Data to process:
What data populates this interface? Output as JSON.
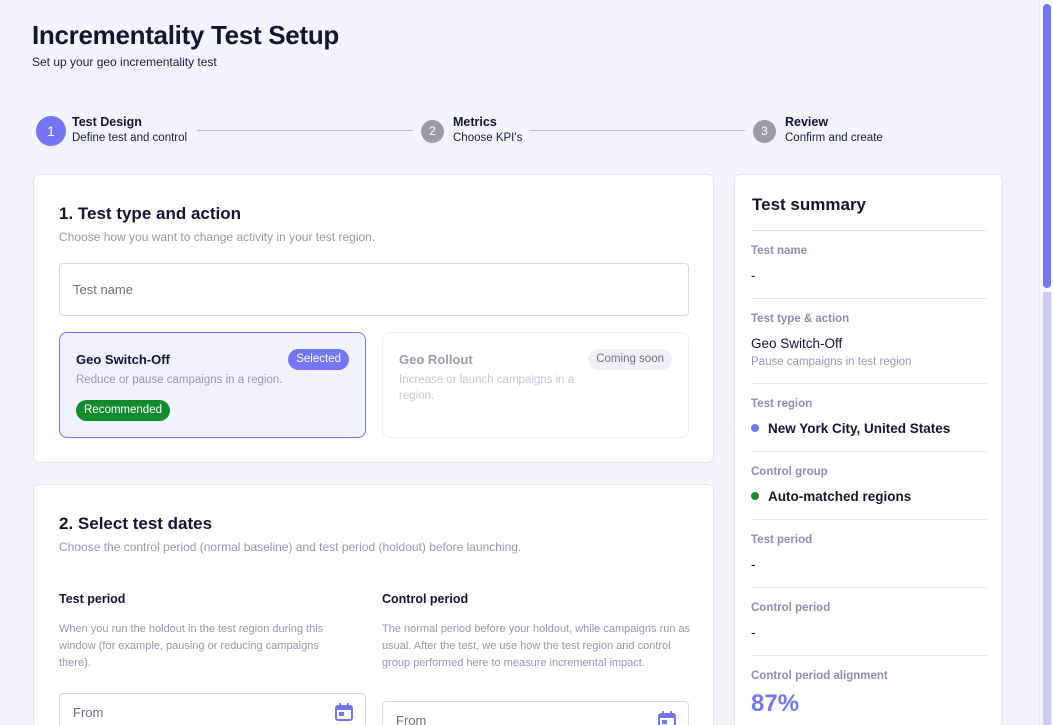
{
  "header": {
    "title": "Incrementality Test Setup",
    "subtitle": "Set up your geo incrementality test"
  },
  "stepper": [
    {
      "number": "1",
      "title": "Test Design",
      "desc": "Define test and control",
      "state": "active"
    },
    {
      "number": "2",
      "title": "Metrics",
      "desc": "Choose KPI's",
      "state": "upcoming"
    },
    {
      "number": "3",
      "title": "Review",
      "desc": "Confirm and create",
      "state": "upcoming"
    }
  ],
  "section1": {
    "title": "1. Test type and action",
    "subtitle": "Choose how you want to change activity in your test region.",
    "test_name_placeholder": "Test name",
    "options": [
      {
        "title": "Geo Switch-Off",
        "desc": "Reduce or pause campaigns in a region.",
        "badge": "Selected",
        "tag": "Recommended"
      },
      {
        "title": "Geo Rollout",
        "desc": "Increase or launch campaigns in a region.",
        "badge": "Coming soon"
      }
    ]
  },
  "section2": {
    "title": "2. Select test dates",
    "subtitle": "Choose the control period (normal baseline) and test period (holdout) before launching.",
    "test_period": {
      "label": "Test period",
      "desc": "When you run the holdout in the test region during this window (for example, pausing or reducing campaigns there).",
      "from_placeholder": "From"
    },
    "control_period": {
      "label": "Control period",
      "desc": "The normal period before your holdout, while campaigns run as usual. After the test, we use how the test region and control group performed here to measure incremental impact.",
      "from_placeholder": "From"
    }
  },
  "summary": {
    "title": "Test summary",
    "test_name_label": "Test name",
    "test_name_value": "-",
    "type_label": "Test type & action",
    "type_value": "Geo Switch-Off",
    "type_sub": "Pause campaigns in test region",
    "region_label": "Test region",
    "region_value": "New York City, United States",
    "control_label": "Control group",
    "control_value": "Auto-matched regions",
    "test_period_label": "Test period",
    "test_period_value": "-",
    "control_period_label": "Control period",
    "control_period_value": "-",
    "alignment_label": "Control period alignment",
    "alignment_value": "87%"
  },
  "colors": {
    "accent": "#7475f2",
    "success": "#138a2b",
    "muted": "#9597b2"
  },
  "icons": {
    "calendar": "calendar-icon"
  }
}
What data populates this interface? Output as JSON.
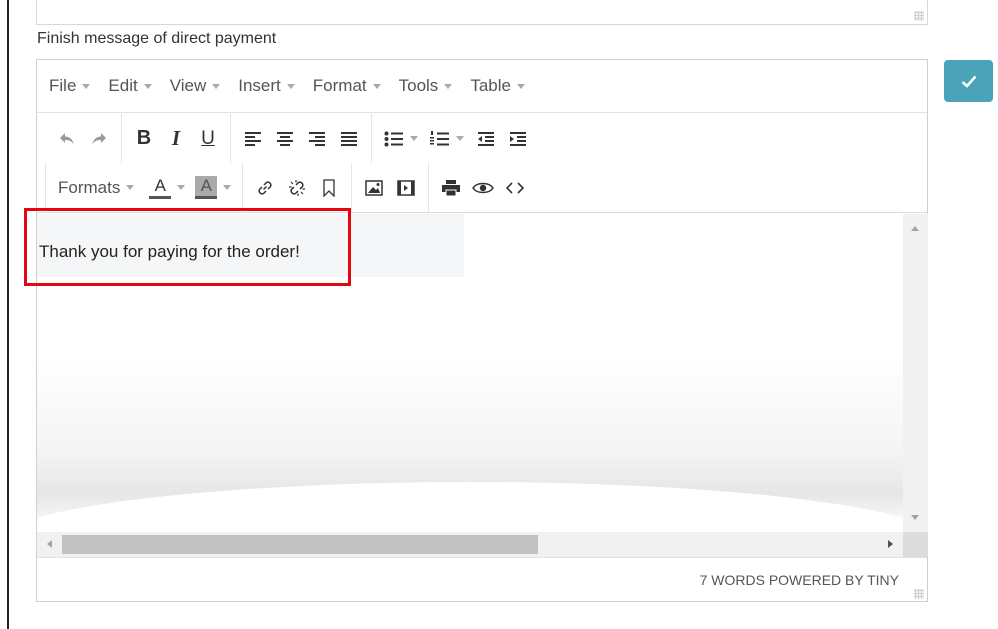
{
  "field_label": "Finish message of direct payment",
  "menubar": {
    "items": [
      {
        "label": "File"
      },
      {
        "label": "Edit"
      },
      {
        "label": "View"
      },
      {
        "label": "Insert"
      },
      {
        "label": "Format"
      },
      {
        "label": "Tools"
      },
      {
        "label": "Table"
      }
    ]
  },
  "toolbar": {
    "bold": "B",
    "italic": "I",
    "underline": "U",
    "formats_label": "Formats",
    "text_color_glyph": "A",
    "bg_color_glyph": "A"
  },
  "content": {
    "text": "Thank you for paying for the order!"
  },
  "statusbar": {
    "text": "7 WORDS POWERED BY TINY"
  },
  "colors": {
    "accent": "#4aa3b8",
    "highlight": "#e30613"
  }
}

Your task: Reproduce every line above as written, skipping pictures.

Final answer:
What data populates this interface? Output as JSON.
{
  "header": {
    "title": "Incrementality Test Setup",
    "subtitle": "Set up your geo incrementality test"
  },
  "stepper": [
    {
      "number": "1",
      "title": "Test Design",
      "desc": "Define test and control",
      "state": "active"
    },
    {
      "number": "2",
      "title": "Metrics",
      "desc": "Choose KPI's",
      "state": "upcoming"
    },
    {
      "number": "3",
      "title": "Review",
      "desc": "Confirm and create",
      "state": "upcoming"
    }
  ],
  "section1": {
    "title": "1. Test type and action",
    "subtitle": "Choose how you want to change activity in your test region.",
    "test_name_placeholder": "Test name",
    "options": [
      {
        "title": "Geo Switch-Off",
        "desc": "Reduce or pause campaigns in a region.",
        "badge": "Selected",
        "tag": "Recommended"
      },
      {
        "title": "Geo Rollout",
        "desc": "Increase or launch campaigns in a region.",
        "badge": "Coming soon"
      }
    ]
  },
  "section2": {
    "title": "2. Select test dates",
    "subtitle": "Choose the control period (normal baseline) and test period (holdout) before launching.",
    "test_period": {
      "label": "Test period",
      "desc": "When you run the holdout in the test region during this window (for example, pausing or reducing campaigns there).",
      "from_placeholder": "From"
    },
    "control_period": {
      "label": "Control period",
      "desc": "The normal period before your holdout, while campaigns run as usual. After the test, we use how the test region and control group performed here to measure incremental impact.",
      "from_placeholder": "From"
    }
  },
  "summary": {
    "title": "Test summary",
    "test_name_label": "Test name",
    "test_name_value": "-",
    "type_label": "Test type & action",
    "type_value": "Geo Switch-Off",
    "type_sub": "Pause campaigns in test region",
    "region_label": "Test region",
    "region_value": "New York City, United States",
    "control_label": "Control group",
    "control_value": "Auto-matched regions",
    "test_period_label": "Test period",
    "test_period_value": "-",
    "control_period_label": "Control period",
    "control_period_value": "-",
    "alignment_label": "Control period alignment",
    "alignment_value": "87%"
  },
  "colors": {
    "accent": "#7475f2",
    "success": "#138a2b",
    "muted": "#9597b2"
  },
  "icons": {
    "calendar": "calendar-icon"
  }
}
What data populates this interface? Output as JSON.
{
  "field_label": "Finish message of direct payment",
  "menubar": {
    "items": [
      {
        "label": "File"
      },
      {
        "label": "Edit"
      },
      {
        "label": "View"
      },
      {
        "label": "Insert"
      },
      {
        "label": "Format"
      },
      {
        "label": "Tools"
      },
      {
        "label": "Table"
      }
    ]
  },
  "toolbar": {
    "bold": "B",
    "italic": "I",
    "underline": "U",
    "formats_label": "Formats",
    "text_color_glyph": "A",
    "bg_color_glyph": "A"
  },
  "content": {
    "text": "Thank you for paying for the order!"
  },
  "statusbar": {
    "text": "7 WORDS POWERED BY TINY"
  },
  "colors": {
    "accent": "#4aa3b8",
    "highlight": "#e30613"
  }
}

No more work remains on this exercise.